There's a new study out about Apple Music, and it suggests that a lot of people have given up on the company's new streaming service.
According to a MusicWatch survey of 5,000 US consumers, 48 percent of those who have tried Apple Music have stopped using the service.
And only 11 percent of iOS users are using Apple Music.
“In terms of benchmarking Apple Music, 40 percent of iOS users are buying digital downloads from iTunes, suggesting trial of Apple Music could be higher,” said Russ Crupnick, managing partner of MusicWatch. “That’s the disadvantage of not being the first mover in a market where very good services currently exist.”

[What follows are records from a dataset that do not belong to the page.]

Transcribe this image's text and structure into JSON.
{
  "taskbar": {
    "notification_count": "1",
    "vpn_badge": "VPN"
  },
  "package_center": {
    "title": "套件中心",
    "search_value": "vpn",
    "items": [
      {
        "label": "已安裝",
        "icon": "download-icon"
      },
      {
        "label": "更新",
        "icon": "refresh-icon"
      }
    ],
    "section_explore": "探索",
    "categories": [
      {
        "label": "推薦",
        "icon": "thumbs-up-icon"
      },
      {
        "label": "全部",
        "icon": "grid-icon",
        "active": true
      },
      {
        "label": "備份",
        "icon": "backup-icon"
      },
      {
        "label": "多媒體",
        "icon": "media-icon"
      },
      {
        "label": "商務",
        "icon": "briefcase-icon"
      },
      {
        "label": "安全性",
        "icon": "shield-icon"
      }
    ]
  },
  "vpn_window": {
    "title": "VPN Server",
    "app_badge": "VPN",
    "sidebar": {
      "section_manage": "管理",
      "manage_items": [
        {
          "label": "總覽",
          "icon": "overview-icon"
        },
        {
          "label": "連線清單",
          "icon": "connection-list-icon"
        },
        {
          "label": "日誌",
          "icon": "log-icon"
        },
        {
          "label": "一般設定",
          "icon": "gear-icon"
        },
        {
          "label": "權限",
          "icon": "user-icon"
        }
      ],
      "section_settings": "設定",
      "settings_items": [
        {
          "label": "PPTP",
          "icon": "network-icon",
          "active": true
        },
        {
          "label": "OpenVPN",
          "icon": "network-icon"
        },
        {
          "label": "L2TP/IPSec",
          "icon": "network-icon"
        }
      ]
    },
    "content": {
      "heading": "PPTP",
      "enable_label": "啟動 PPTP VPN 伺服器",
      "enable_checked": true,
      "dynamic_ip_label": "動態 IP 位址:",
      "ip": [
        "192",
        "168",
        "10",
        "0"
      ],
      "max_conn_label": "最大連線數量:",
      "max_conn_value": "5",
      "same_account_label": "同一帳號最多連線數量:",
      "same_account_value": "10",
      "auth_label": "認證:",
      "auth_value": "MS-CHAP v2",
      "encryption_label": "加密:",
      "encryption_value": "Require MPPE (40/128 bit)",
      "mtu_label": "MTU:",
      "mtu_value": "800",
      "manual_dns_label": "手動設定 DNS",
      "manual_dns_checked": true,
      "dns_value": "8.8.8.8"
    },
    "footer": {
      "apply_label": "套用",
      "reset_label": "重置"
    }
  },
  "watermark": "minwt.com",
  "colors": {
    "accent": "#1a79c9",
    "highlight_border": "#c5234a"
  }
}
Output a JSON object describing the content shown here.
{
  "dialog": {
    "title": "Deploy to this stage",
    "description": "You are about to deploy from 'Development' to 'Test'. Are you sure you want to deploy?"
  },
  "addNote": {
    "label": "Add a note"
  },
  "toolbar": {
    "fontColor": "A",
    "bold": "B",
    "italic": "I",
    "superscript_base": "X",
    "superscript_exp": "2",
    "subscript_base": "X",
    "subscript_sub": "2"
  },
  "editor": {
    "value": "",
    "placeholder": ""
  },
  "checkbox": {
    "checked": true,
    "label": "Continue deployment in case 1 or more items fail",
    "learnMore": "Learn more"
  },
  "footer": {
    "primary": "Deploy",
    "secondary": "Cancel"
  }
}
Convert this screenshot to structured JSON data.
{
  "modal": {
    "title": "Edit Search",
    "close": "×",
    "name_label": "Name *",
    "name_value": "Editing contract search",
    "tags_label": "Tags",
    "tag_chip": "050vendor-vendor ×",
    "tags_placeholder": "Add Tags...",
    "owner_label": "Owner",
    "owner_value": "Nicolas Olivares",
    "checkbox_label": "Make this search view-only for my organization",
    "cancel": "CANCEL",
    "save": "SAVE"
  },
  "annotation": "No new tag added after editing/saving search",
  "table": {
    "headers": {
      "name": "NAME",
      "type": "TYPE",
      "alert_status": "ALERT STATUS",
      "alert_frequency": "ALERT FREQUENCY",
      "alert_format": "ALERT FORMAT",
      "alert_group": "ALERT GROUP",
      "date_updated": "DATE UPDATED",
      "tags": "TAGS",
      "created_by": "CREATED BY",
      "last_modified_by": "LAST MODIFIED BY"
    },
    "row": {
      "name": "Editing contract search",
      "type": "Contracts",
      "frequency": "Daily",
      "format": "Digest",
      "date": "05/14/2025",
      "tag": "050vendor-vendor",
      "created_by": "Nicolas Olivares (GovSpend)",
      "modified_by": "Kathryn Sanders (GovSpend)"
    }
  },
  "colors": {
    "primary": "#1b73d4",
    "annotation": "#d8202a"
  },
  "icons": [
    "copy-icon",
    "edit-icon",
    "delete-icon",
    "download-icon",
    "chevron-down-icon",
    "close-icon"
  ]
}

Also, 61 percent of those enjoying a free trial have already turned off the auto-renewal option. If you want to but haven't done that yet, here's how.
That's some of the bad news – now here's a piece of meh news. According to the study, 64 percent of those currently using Apple Music said they were "very likely" to pay for it once their free trial ends.
Now for a little bit of silver lining: 28 percent of Spotify Premium subscribers are also using Apple Music. But of course, Apple Music users are still in free trial mode – so whether or not that 28 percent will pay for both Apple Music and Spotify is still to be determined.
MusicWatch found that only 77 percent of iOS users even knew about Apple Music – so Apple still has a bit of educating to do. Maybe once the entirety of the iOS community is made aware, those subscriber rates will jump.
Apple did have quite a bit of success with a recent exclusive, however. Dr. Dre's new Compton album saw 25 million streams in its first week of availability. It also had about a half a million iTunes downloads.